Excerpts from a dataset:
☆ ☆ ☆

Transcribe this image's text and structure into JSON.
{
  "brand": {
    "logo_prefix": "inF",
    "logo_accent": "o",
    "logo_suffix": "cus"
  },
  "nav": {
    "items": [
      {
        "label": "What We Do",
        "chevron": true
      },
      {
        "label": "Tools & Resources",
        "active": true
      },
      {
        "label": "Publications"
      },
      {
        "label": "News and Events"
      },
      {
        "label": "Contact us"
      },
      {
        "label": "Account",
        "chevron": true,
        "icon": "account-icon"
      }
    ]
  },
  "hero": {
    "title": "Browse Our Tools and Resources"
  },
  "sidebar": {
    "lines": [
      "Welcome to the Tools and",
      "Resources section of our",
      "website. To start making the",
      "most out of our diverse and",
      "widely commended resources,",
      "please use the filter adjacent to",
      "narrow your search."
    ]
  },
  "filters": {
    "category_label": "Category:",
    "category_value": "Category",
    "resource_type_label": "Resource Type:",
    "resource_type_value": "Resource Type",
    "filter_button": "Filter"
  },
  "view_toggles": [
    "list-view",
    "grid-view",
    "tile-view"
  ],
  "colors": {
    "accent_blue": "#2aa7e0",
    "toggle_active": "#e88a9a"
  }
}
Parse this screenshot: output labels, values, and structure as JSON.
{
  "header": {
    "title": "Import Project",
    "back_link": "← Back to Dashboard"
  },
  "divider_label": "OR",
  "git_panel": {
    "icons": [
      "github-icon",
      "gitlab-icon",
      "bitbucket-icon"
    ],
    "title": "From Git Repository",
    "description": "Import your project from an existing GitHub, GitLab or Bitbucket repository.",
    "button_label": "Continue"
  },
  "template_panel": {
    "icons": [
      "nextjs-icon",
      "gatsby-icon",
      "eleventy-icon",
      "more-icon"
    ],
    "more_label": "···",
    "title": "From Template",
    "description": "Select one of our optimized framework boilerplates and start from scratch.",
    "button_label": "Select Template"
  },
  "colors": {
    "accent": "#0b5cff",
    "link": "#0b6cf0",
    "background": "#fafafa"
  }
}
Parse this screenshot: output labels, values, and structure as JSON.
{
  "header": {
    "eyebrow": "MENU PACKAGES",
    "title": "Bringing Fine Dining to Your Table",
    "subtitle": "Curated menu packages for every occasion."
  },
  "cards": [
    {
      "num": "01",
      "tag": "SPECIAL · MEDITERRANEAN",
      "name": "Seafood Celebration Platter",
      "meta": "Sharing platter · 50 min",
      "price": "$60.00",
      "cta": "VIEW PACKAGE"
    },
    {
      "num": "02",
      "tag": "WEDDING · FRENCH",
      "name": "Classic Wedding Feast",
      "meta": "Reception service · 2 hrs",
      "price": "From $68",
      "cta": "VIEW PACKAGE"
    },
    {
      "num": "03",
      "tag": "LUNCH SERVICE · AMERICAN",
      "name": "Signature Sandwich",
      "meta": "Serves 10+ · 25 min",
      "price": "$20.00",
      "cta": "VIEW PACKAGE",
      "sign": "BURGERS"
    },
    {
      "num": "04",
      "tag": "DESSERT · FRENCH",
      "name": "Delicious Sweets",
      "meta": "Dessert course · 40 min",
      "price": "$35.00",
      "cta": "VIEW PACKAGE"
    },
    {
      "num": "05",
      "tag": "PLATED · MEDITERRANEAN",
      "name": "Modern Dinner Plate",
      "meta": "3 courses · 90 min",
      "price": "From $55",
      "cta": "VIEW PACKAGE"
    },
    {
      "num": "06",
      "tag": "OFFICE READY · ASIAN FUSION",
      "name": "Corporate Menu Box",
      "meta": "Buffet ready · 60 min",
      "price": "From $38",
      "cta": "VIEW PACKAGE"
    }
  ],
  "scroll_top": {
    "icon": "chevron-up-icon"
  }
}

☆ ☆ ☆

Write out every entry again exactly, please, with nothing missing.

Completed task:
Transcribe this image's text and structure into JSON.
{
  "brand": {
    "logo_prefix": "inF",
    "logo_accent": "o",
    "logo_suffix": "cus"
  },
  "nav": {
    "items": [
      {
        "label": "What We Do",
        "chevron": true
      },
      {
        "label": "Tools & Resources",
        "active": true
      },
      {
        "label": "Publications"
      },
      {
        "label": "News and Events"
      },
      {
        "label": "Contact us"
      },
      {
        "label": "Account",
        "chevron": true,
        "icon": "account-icon"
      }
    ]
  },
  "hero": {
    "title": "Browse Our Tools and Resources"
  },
  "sidebar": {
    "lines": [
      "Welcome to the Tools and",
      "Resources section of our",
      "website. To start making the",
      "most out of our diverse and",
      "widely commended resources,",
      "please use the filter adjacent to",
      "narrow your search."
    ]
  },
  "filters": {
    "category_label": "Category:",
    "category_value": "Category",
    "resource_type_label": "Resource Type:",
    "resource_type_value": "Resource Type",
    "filter_button": "Filter"
  },
  "view_toggles": [
    "list-view",
    "grid-view",
    "tile-view"
  ],
  "colors": {
    "accent_blue": "#2aa7e0",
    "toggle_active": "#e88a9a"
  }
}
Parse this screenshot: output labels, values, and structure as JSON.
{
  "header": {
    "title": "Import Project",
    "back_link": "← Back to Dashboard"
  },
  "divider_label": "OR",
  "git_panel": {
    "icons": [
      "github-icon",
      "gitlab-icon",
      "bitbucket-icon"
    ],
    "title": "From Git Repository",
    "description": "Import your project from an existing GitHub, GitLab or Bitbucket repository.",
    "button_label": "Continue"
  },
  "template_panel": {
    "icons": [
      "nextjs-icon",
      "gatsby-icon",
      "eleventy-icon",
      "more-icon"
    ],
    "more_label": "···",
    "title": "From Template",
    "description": "Select one of our optimized framework boilerplates and start from scratch.",
    "button_label": "Select Template"
  },
  "colors": {
    "accent": "#0b5cff",
    "link": "#0b6cf0",
    "background": "#fafafa"
  }
}
Parse this screenshot: output labels, values, and structure as JSON.
{
  "header": {
    "eyebrow": "MENU PACKAGES",
    "title": "Bringing Fine Dining to Your Table",
    "subtitle": "Curated menu packages for every occasion."
  },
  "cards": [
    {
      "num": "01",
      "tag": "SPECIAL · MEDITERRANEAN",
      "name": "Seafood Celebration Platter",
      "meta": "Sharing platter · 50 min",
      "price": "$60.00",
      "cta": "VIEW PACKAGE"
    },
    {
      "num": "02",
      "tag": "WEDDING · FRENCH",
      "name": "Classic Wedding Feast",
      "meta": "Reception service · 2 hrs",
      "price": "From $68",
      "cta": "VIEW PACKAGE"
    },
    {
      "num": "03",
      "tag": "LUNCH SERVICE · AMERICAN",
      "name": "Signature Sandwich",
      "meta": "Serves 10+ · 25 min",
      "price": "$20.00",
      "cta": "VIEW PACKAGE",
      "sign": "BURGERS"
    },
    {
      "num": "04",
      "tag": "DESSERT · FRENCH",
      "name": "Delicious Sweets",
      "meta": "Dessert course · 40 min",
      "price": "$35.00",
      "cta": "VIEW PACKAGE"
    },
    {
      "num": "05",
      "tag": "PLATED · MEDITERRANEAN",
      "name": "Modern Dinner Plate",
      "meta": "3 courses · 90 min",
      "price": "From $55",
      "cta": "VIEW PACKAGE"
    },
    {
      "num": "06",
      "tag": "OFFICE READY · ASIAN FUSION",
      "name": "Corporate Menu Box",
      "meta": "Buffet ready · 60 min",
      "price": "From $38",
      "cta": "VIEW PACKAGE"
    }
  ],
  "scroll_top": {
    "icon": "chevron-up-icon"
  }
}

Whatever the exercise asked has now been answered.